For instance, no cocktail bar can exist without ice. First you have to make the ice. Your fridge ice maker might suffice, but then again, some people prefer round ice cubes, or you might want mini pineapples, so grab the ice cube tray of your choice.
You’ll also want an ice crusher for some cocktails. These range from the simple nutcracker-style crusher, fine if you’re just making cocktails for yourself and your partner, to heavy duty electronic crushers which any professional bar tender would approve.
Strainers to get those little bits of ice out of a cocktail once you’ve shaken it, and to remove small pieces of citrus or herbs, are also important. You’ll probably want more than one, from coarse to fine, as different cocktails have different requirements.
Hawthorne strainers are particularly useful in a cocktail bar. They have a spring running round the edge which is specially designed to catch small pieces of ice. A Hawthorne strainer will fit on your shaker, so you can serve and strain at the same time.
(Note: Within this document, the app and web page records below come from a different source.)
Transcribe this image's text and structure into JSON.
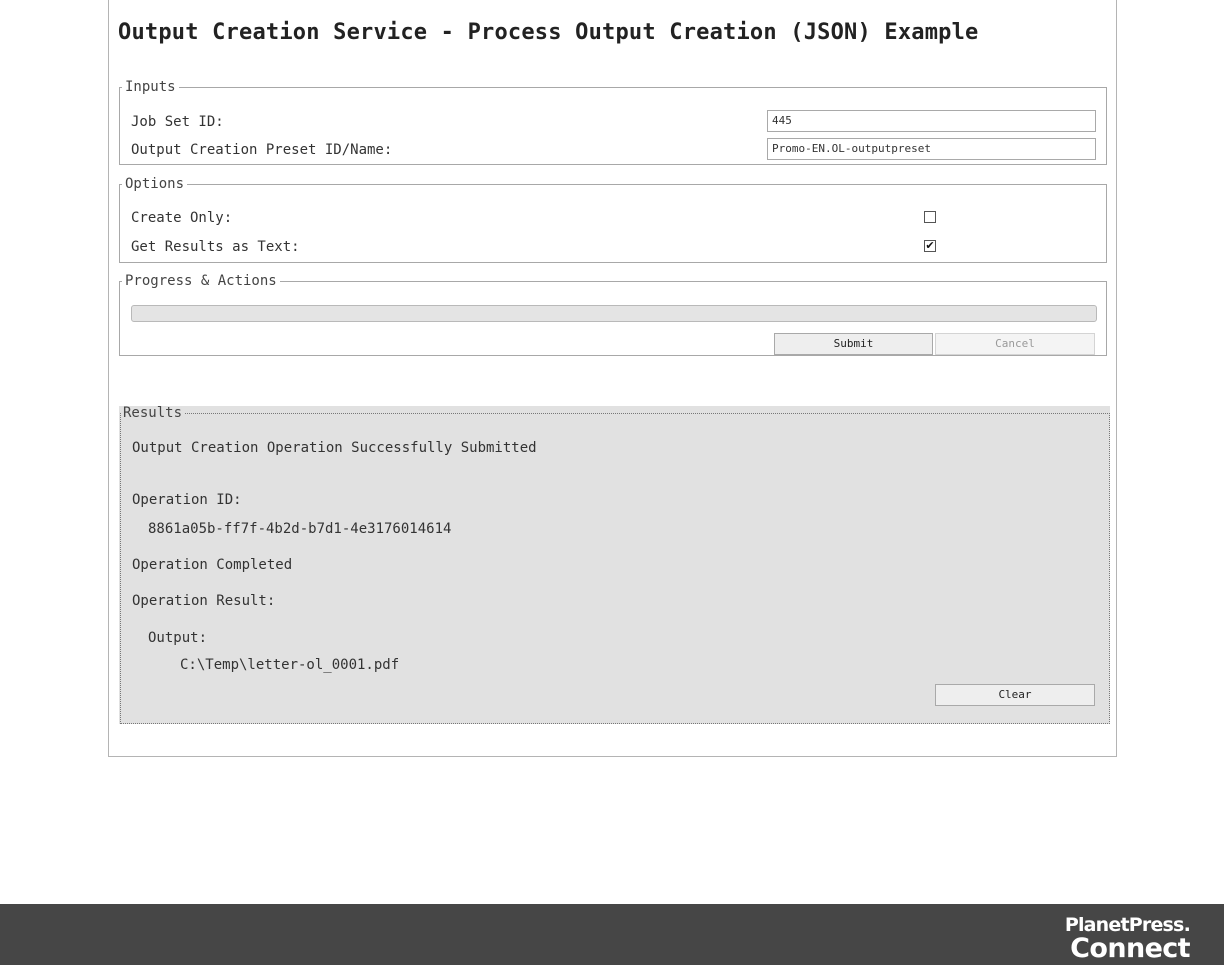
{
  "page": {
    "title": "Output Creation Service - Process Output Creation (JSON) Example"
  },
  "inputs": {
    "legend": "Inputs",
    "job_set_id_label": "Job Set ID:",
    "job_set_id_value": "445",
    "preset_label": "Output Creation Preset ID/Name:",
    "preset_value": "Promo-EN.OL-outputpreset"
  },
  "options": {
    "legend": "Options",
    "create_only_label": "Create Only:",
    "create_only_checked": false,
    "results_as_text_label": "Get Results as Text:",
    "results_as_text_checked": true
  },
  "progress": {
    "legend": "Progress & Actions",
    "percent": 0,
    "submit_label": "Submit",
    "cancel_label": "Cancel",
    "cancel_disabled": true
  },
  "results": {
    "legend": "Results",
    "submitted_message": "Output Creation Operation Successfully Submitted",
    "operation_id_label": "Operation ID:",
    "operation_id_value": "8861a05b-ff7f-4b2d-b7d1-4e3176014614",
    "completed_message": "Operation Completed",
    "result_label": "Operation Result:",
    "output_label": "Output:",
    "output_path": "C:\\Temp\\letter-ol_0001.pdf",
    "clear_label": "Clear"
  },
  "footer": {
    "brand_line1": "PlanetPress.",
    "brand_line2": "Connect"
  },
  "colors": {
    "footer_bg": "#464646",
    "results_bg": "#e1e1e1",
    "brand_text": "#ffffff"
  }
}
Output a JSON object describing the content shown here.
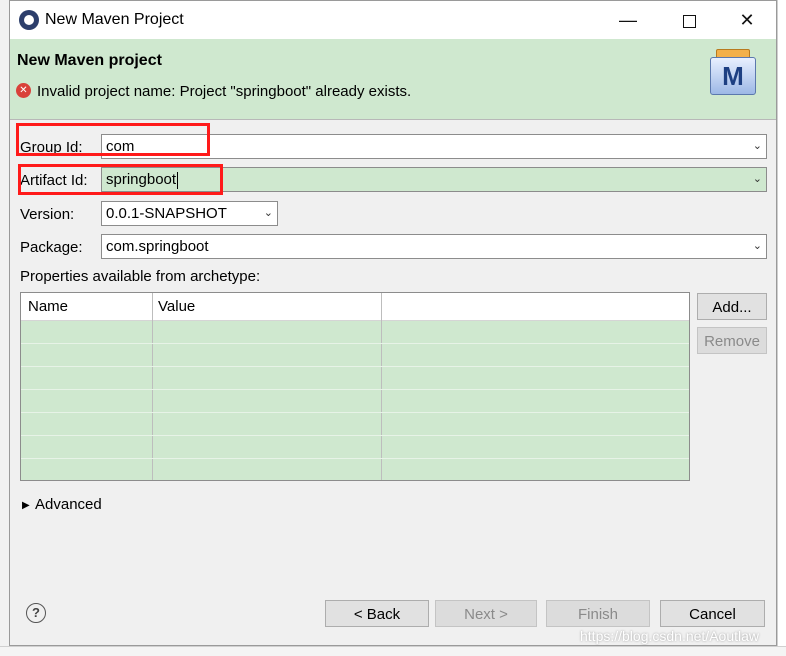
{
  "window": {
    "title": "New Maven Project"
  },
  "header": {
    "title": "New Maven project",
    "error_message": "Invalid project name: Project \"springboot\" already exists.",
    "logo_letter": "M"
  },
  "form": {
    "group_id": {
      "label": "Group Id:",
      "value": "com"
    },
    "artifact_id": {
      "label": "Artifact Id:",
      "value": "springboot"
    },
    "version": {
      "label": "Version:",
      "value": "0.0.1-SNAPSHOT"
    },
    "package": {
      "label": "Package:",
      "value": "com.springboot"
    }
  },
  "properties": {
    "label": "Properties available from archetype:",
    "columns": [
      "Name",
      "Value"
    ],
    "rows": []
  },
  "side_buttons": {
    "add": "Add...",
    "remove": "Remove"
  },
  "advanced": {
    "label": "Advanced"
  },
  "footer": {
    "back": "< Back",
    "next": "Next >",
    "finish": "Finish",
    "cancel": "Cancel"
  },
  "watermark": "https://blog.csdn.net/Aoutlaw",
  "icons": [
    "app-icon",
    "minimize-icon",
    "maximize-icon",
    "close-icon",
    "error-icon",
    "maven-logo-icon",
    "chevron-down-icon",
    "expand-arrow-icon",
    "help-icon"
  ],
  "colors": {
    "accent_green": "#cfe8cf",
    "error_red": "#d9413a",
    "highlight_red": "#ff1a1a"
  }
}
On the other hand a julep strainer fits on top of the mixing glass.
A cocktail bar without a cocktail shaker is hardly worthy of the name. You can get a two-piece or three-piece shaker; the three-piece has a strainer built into it which makes your job a little easier. Of course you could, in extremis, use a jam jar or a Tupperware box, but really, that’s not the right way to make a cocktail and you know it.
You’ll also want a mixing glass for cocktails that are stirred (assuming you don’t agree with James Bond that your Martini should be shaken). Most bartenders choose heavy glass – Yarai is the industry standard – and put the glass in the fridge before using it. But double-walled metal shakers are also available, and will survive your dishwasher a lot longer. You could use an ordinary glass, but that has two disadvantages; it won’t be as thick, so won’t make the cocktail quite as cold, and it doesn’t have a pouring spout so you won’t be able to serve quite as neatly.
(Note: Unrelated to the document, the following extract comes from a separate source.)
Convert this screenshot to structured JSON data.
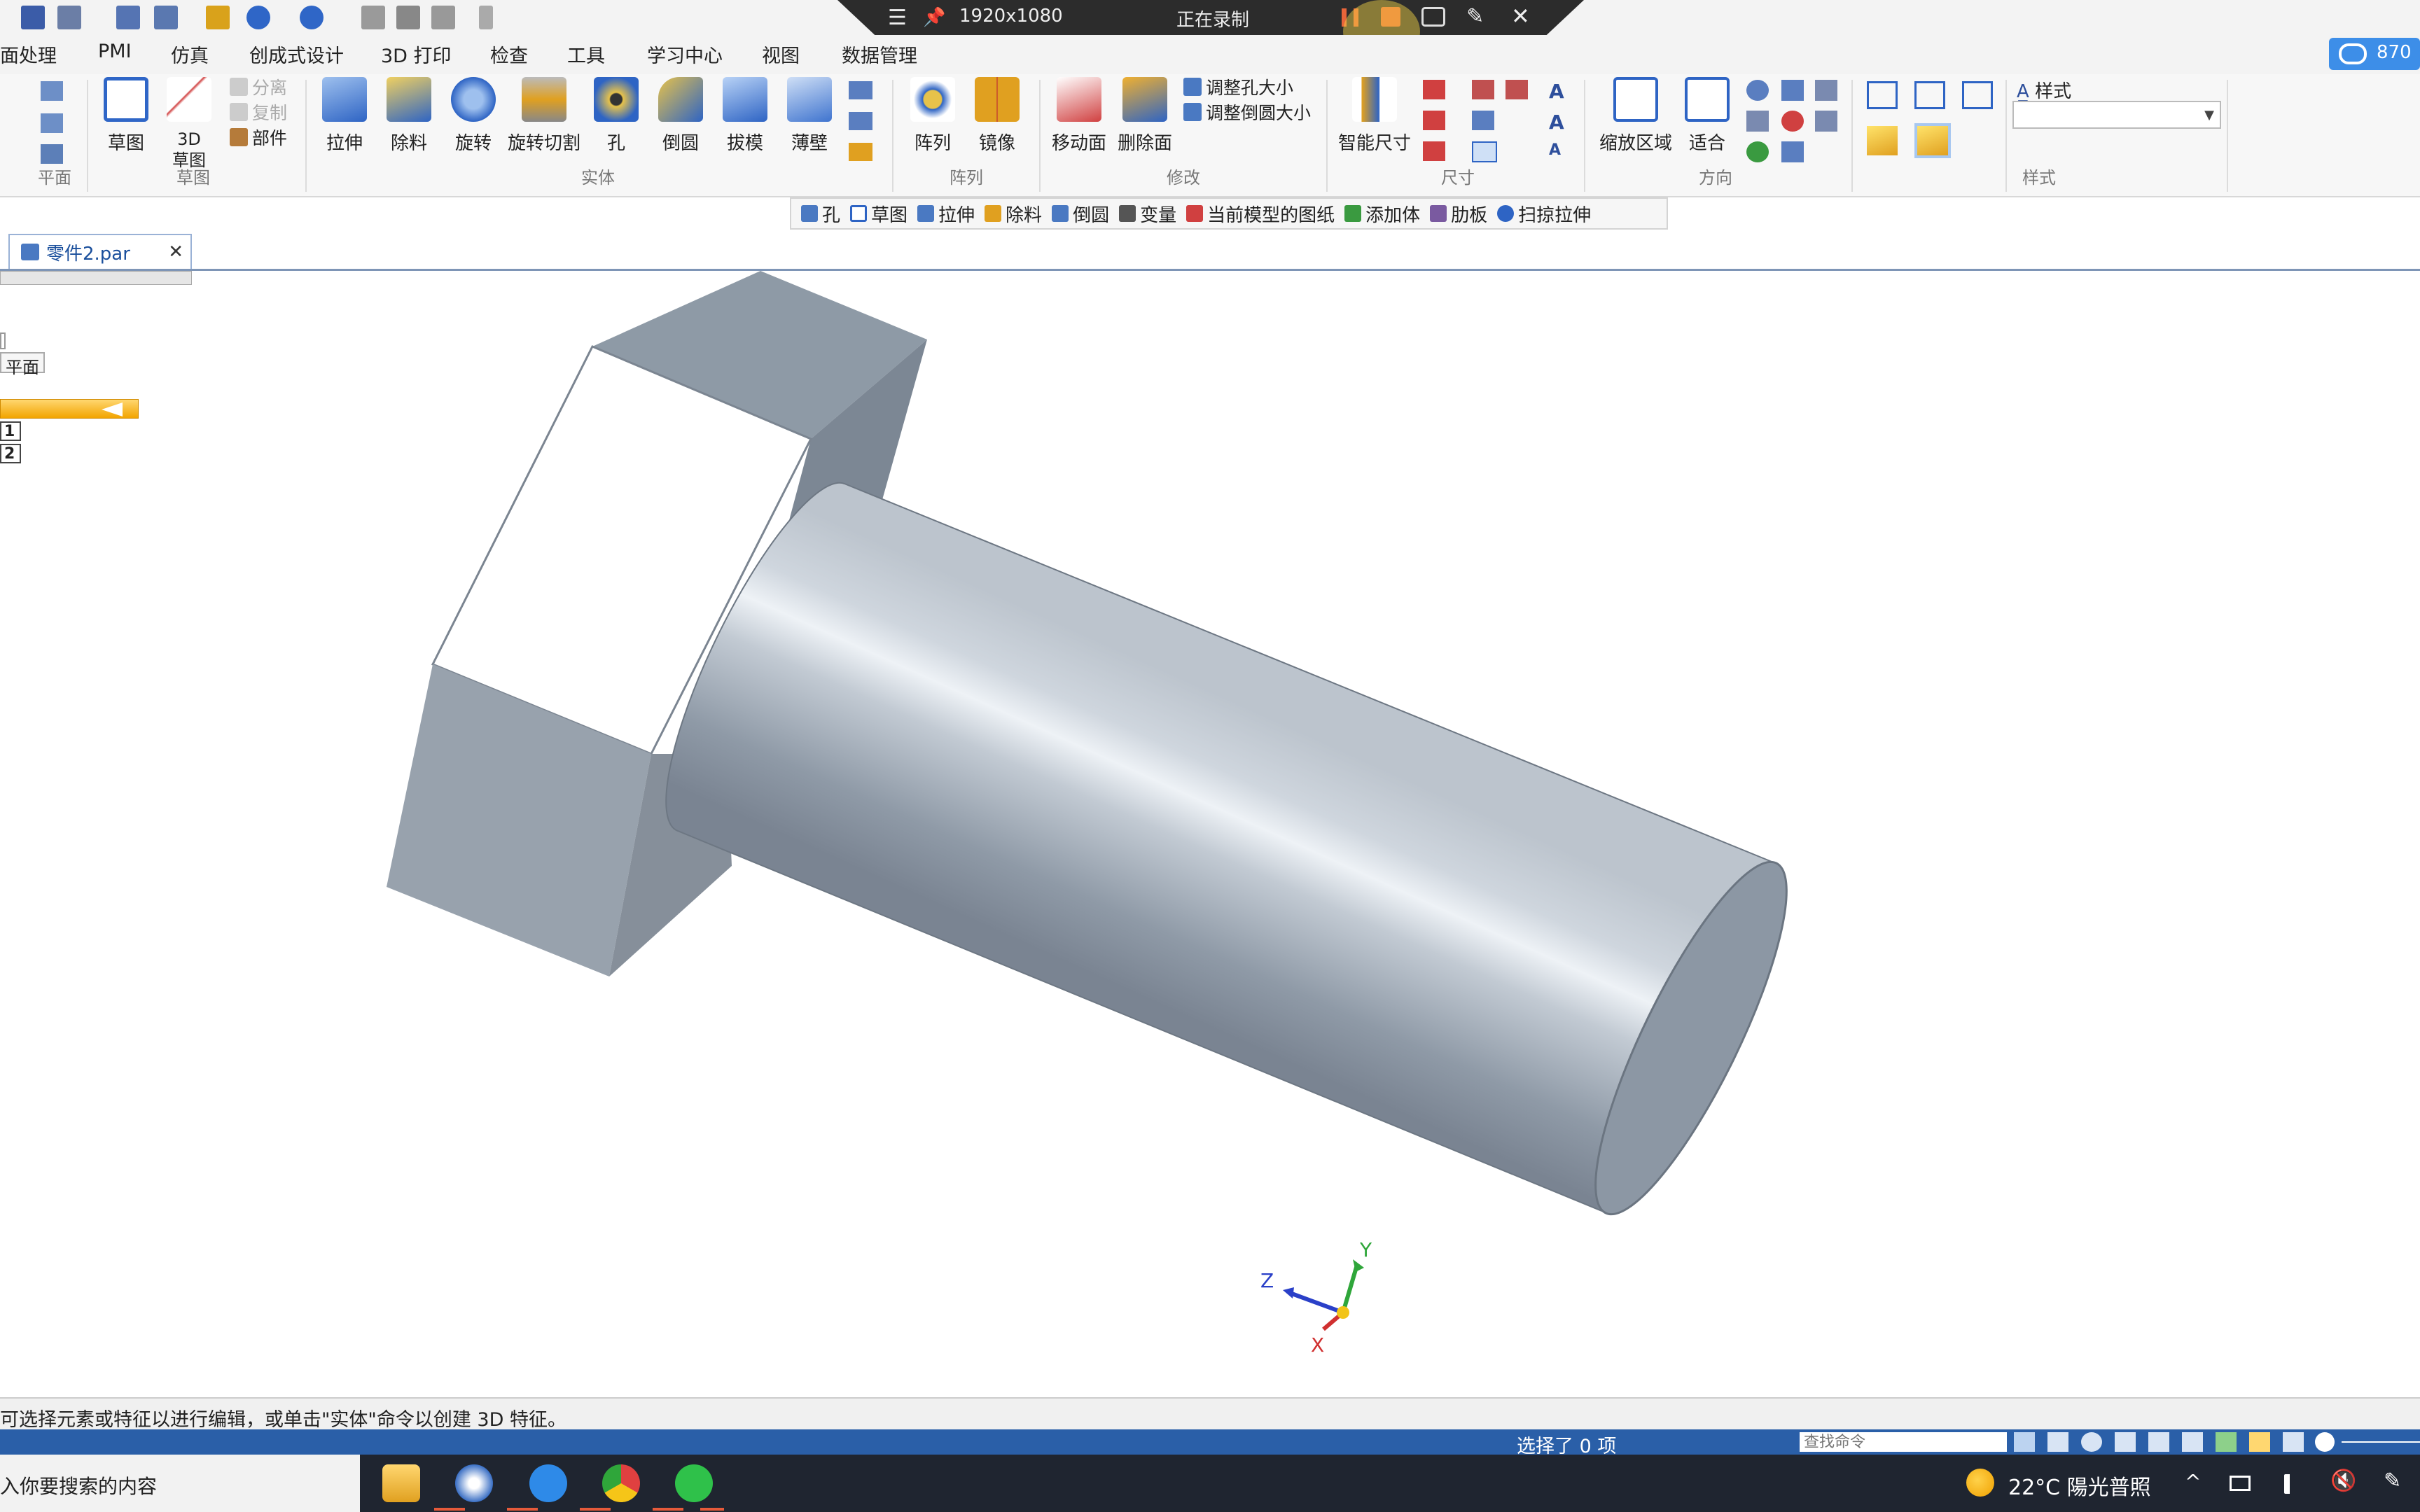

And there’s more. Setting up a home mixology department, you’ll need shot glasses, a jigger for measuring, a long stirring spoon, a knife and chopping board for lemon slices, a lemon squeezer or juicer. (Many bar tenders like ‘Mexican elbows’, hinged hand-held squeezers that come in lime green, lemon yellow, and orange, so you always pick the right one for the job.) A swivel peeler to make twists, a metal funnel, and some metal straws (because plastic is so yesterday).
It all adds up and when you see how expensive it can be, that $15 Long Island Ice Tea at the local bar starts to look incredibly good value! But of course, if you look on Vipon, you can cut the price of your cocktails by grabbing your equipment at a discount.